Solar public companies in general have had a difficult time raising capital at depressed market valuations, notes Mercom CEO Raj Prabhu. Yieldcos, which accounted for significant financial activity in the debt and public markets last year, have faded this quarter.
A shadow over much of the industry has been the collapse and pending bankruptcy of SunEdison, the worlds largest renewable energy developer. And while analyst after analyst notes that this is due to the companys own decisions and not the fundamentals of the solar market, casual observers appear to be missing this.
SunEdisons collapse, which began last July, has had a negative effect on the overall solar market, observed Prabhu. Yieldcos, which accounted for significant financial activity between the second half of 2014 and first half of 2015, having been especially hard hit.
But while corporate funding was sluggish during the quarter, various forms of project finance continued to grow. During the quarter roughly $1 billion was raised by funds for residential and commercial projects under leases and power purchase agreements. Additionally three securitization deals raised $387 million, and have now grown to a cumulative total of US$1 billion.
Venture capital (VC) funding held relatively steady at US$407 million, however here the details are telling. Of the total Sunnova raised $300 million, and the company has an unusual structure in that it funds residential solar projects off its balance sheet – blurring the line between corporate funding and project funding. Were it not for the Sunnova deal, VC levels would be very low for the quarter.
Mercom also listed five large-scale project deals during the quarter, with the U.S. Governments Overseas Private Investment Corporation (OPIC) lending $250 million to ReNew Power for projects in India as the biggest deal. The other four largest deals were for projects in California, France and Canada.
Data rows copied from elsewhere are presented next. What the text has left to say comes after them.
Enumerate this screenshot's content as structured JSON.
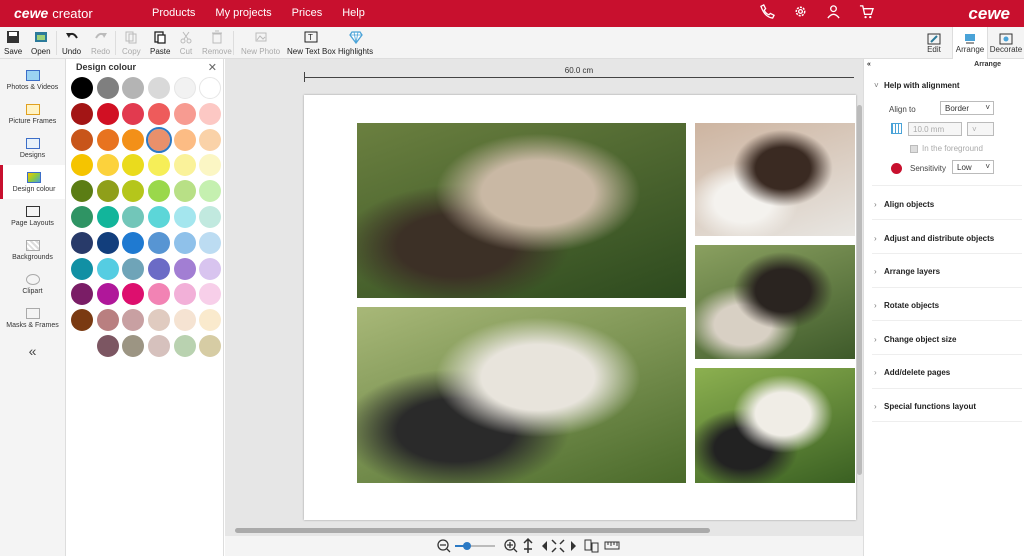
{
  "header": {
    "brand": "cewe",
    "brand_sub": "creator",
    "nav": [
      "Products",
      "My projects",
      "Prices",
      "Help"
    ],
    "logo": "cewe",
    "icons": [
      "phone-icon",
      "gear-icon",
      "user-icon",
      "cart-icon"
    ]
  },
  "toolbar": {
    "save": "Save",
    "open": "Open",
    "undo": "Undo",
    "redo": "Redo",
    "copy": "Copy",
    "paste": "Paste",
    "cut": "Cut",
    "remove": "Remove",
    "new_photo": "New Photo",
    "new_text_box": "New Text Box",
    "highlights": "Highlights"
  },
  "right_tabs": [
    "Edit",
    "Arrange",
    "Decorate"
  ],
  "left_nav": [
    "Photos & Videos",
    "Picture Frames",
    "Designs",
    "Design colour",
    "Page Layouts",
    "Backgrounds",
    "Clipart",
    "Masks & Frames"
  ],
  "color_panel": {
    "title": "Design colour",
    "swatches": [
      [
        "#000000",
        "#7f7f7f",
        "#b4b4b4",
        "#d9d9d9",
        "#f2f2f2",
        "#ffffff"
      ],
      [
        "#a31515",
        "#d11023",
        "#e23a4f",
        "#ee5b5b",
        "#f79b91",
        "#fcc8c4"
      ],
      [
        "#c8551a",
        "#e8731f",
        "#f39018",
        "#e9906b",
        "#fcbc84",
        "#fad2a8"
      ],
      [
        "#f5c400",
        "#fcd23c",
        "#eadb1d",
        "#f6ee58",
        "#faf29a",
        "#fbf6c4"
      ],
      [
        "#5b7d14",
        "#8f9f1a",
        "#b5c61b",
        "#9ad84b",
        "#b8e086",
        "#c5f0b0"
      ],
      [
        "#2f9464",
        "#12b59b",
        "#72c6b9",
        "#5cd6d8",
        "#a4e6ee",
        "#c1e9df"
      ],
      [
        "#283a69",
        "#123e7c",
        "#1f7ad1",
        "#5795d3",
        "#8fc1ea",
        "#bcdcf2"
      ],
      [
        "#1190a4",
        "#55cde2",
        "#6fa4b8",
        "#6b6bc6",
        "#a27ed3",
        "#d8c4ef"
      ],
      [
        "#7a1d66",
        "#b0179a",
        "#dd0f6e",
        "#f283b4",
        "#f2b0d8",
        "#f7cfe9"
      ],
      [
        "#7a3a12",
        "#b97f80",
        "#c8a0a2",
        "#e0cbc0",
        "#f5e3d2",
        "#faeacd"
      ],
      [
        null,
        "#7c5662",
        "#9c9583",
        "#d6c1bd",
        "#b9d2b0",
        "#d6cca4"
      ]
    ],
    "selected": [
      2,
      3
    ]
  },
  "ruler": {
    "label": "60.0 cm"
  },
  "right_panel": {
    "header": "Arrange",
    "help_title": "Help with alignment",
    "align_to_label": "Align to",
    "align_to_value": "Border",
    "spacing_value": "10.0 mm",
    "foreground_label": "In the foreground",
    "sensitivity_label": "Sensitivity",
    "sensitivity_value": "Low",
    "sections": [
      "Align objects",
      "Adjust and distribute objects",
      "Arrange layers",
      "Rotate objects",
      "Change object size",
      "Add/delete pages",
      "Special functions layout"
    ]
  },
  "photos": [
    {
      "name": "photo-brides-kiss",
      "colors": [
        "#2d4a1e",
        "#6b8040",
        "#c9b8a4",
        "#3c3026"
      ]
    },
    {
      "name": "photo-makeup",
      "colors": [
        "#e8e6e2",
        "#cdb4a0",
        "#3a2a22",
        "#f4f2ee"
      ]
    },
    {
      "name": "photo-group-laughing",
      "colors": [
        "#3e5a2a",
        "#8aa060",
        "#2a2420",
        "#d8d0c4"
      ]
    },
    {
      "name": "photo-brides-hug",
      "colors": [
        "#4a6a2a",
        "#a8b878",
        "#e8e4dc",
        "#2a2a2a"
      ]
    },
    {
      "name": "photo-guests-dancing",
      "colors": [
        "#3a6022",
        "#8cb050",
        "#f0ede6",
        "#222"
      ]
    }
  ]
}
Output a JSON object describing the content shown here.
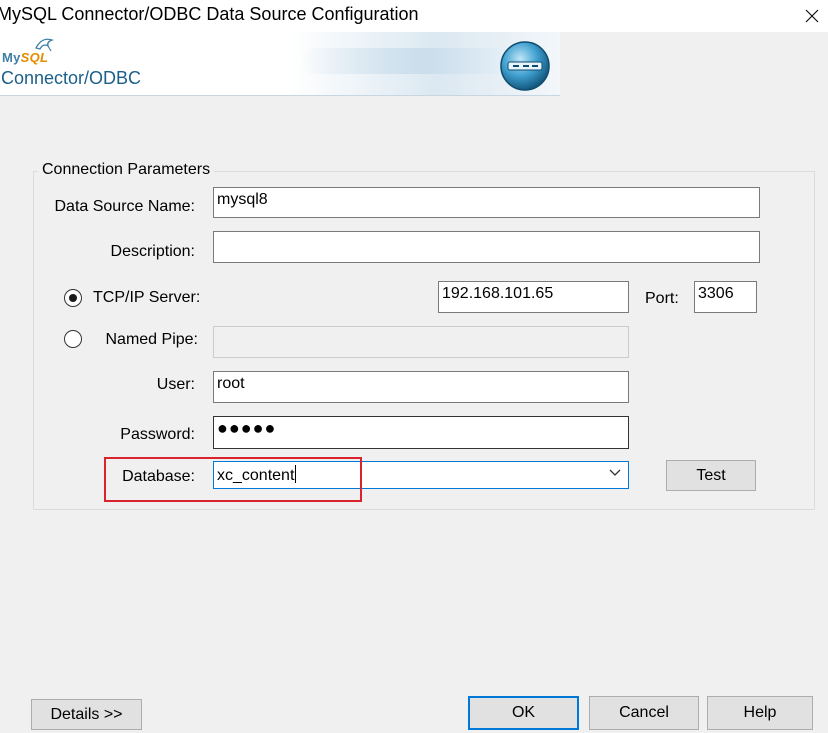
{
  "window": {
    "title": "MySQL Connector/ODBC Data Source Configuration"
  },
  "banner": {
    "brand_top_a": "My",
    "brand_top_b": "SQL",
    "brand_bottom": "Connector/ODBC"
  },
  "group": {
    "legend": "Connection Parameters"
  },
  "form": {
    "dsn_label": "Data Source Name:",
    "dsn_value": "mysql8",
    "description_label": "Description:",
    "description_value": "",
    "tcpip_label": "TCP/IP Server:",
    "tcpip_selected": true,
    "server_value": "192.168.101.65",
    "port_label": "Port:",
    "port_value": "3306",
    "named_pipe_label": "Named Pipe:",
    "named_pipe_value": "",
    "user_label": "User:",
    "user_value": "root",
    "password_label": "Password:",
    "password_masked": "●●●●●",
    "database_label": "Database:",
    "database_value": "xc_content",
    "test_button": "Test"
  },
  "buttons": {
    "details": "Details >>",
    "ok": "OK",
    "cancel": "Cancel",
    "help": "Help"
  },
  "icons": {
    "close": "close-icon",
    "dolphin": "mysql-dolphin-icon",
    "globe": "connector-globe-icon",
    "dropdown": "chevron-down-icon"
  },
  "colors": {
    "highlight": "#d9232d",
    "focus": "#0078d7",
    "brand_blue": "#1b5f8a",
    "brand_orange": "#e38c00"
  }
}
Of the projects on the market, fewer are being snatched up by yieldcos. During the quarter yieldcos acquired only 234 MW of projects, compared to 483 MW in the previous quarter. Project developers and investment firms instead made up 2/3 of all acquisitions during Q1.
Finally, Mercom reports that M&A transactions, both for solar companies and projects were at relatively stable levels during the quarter.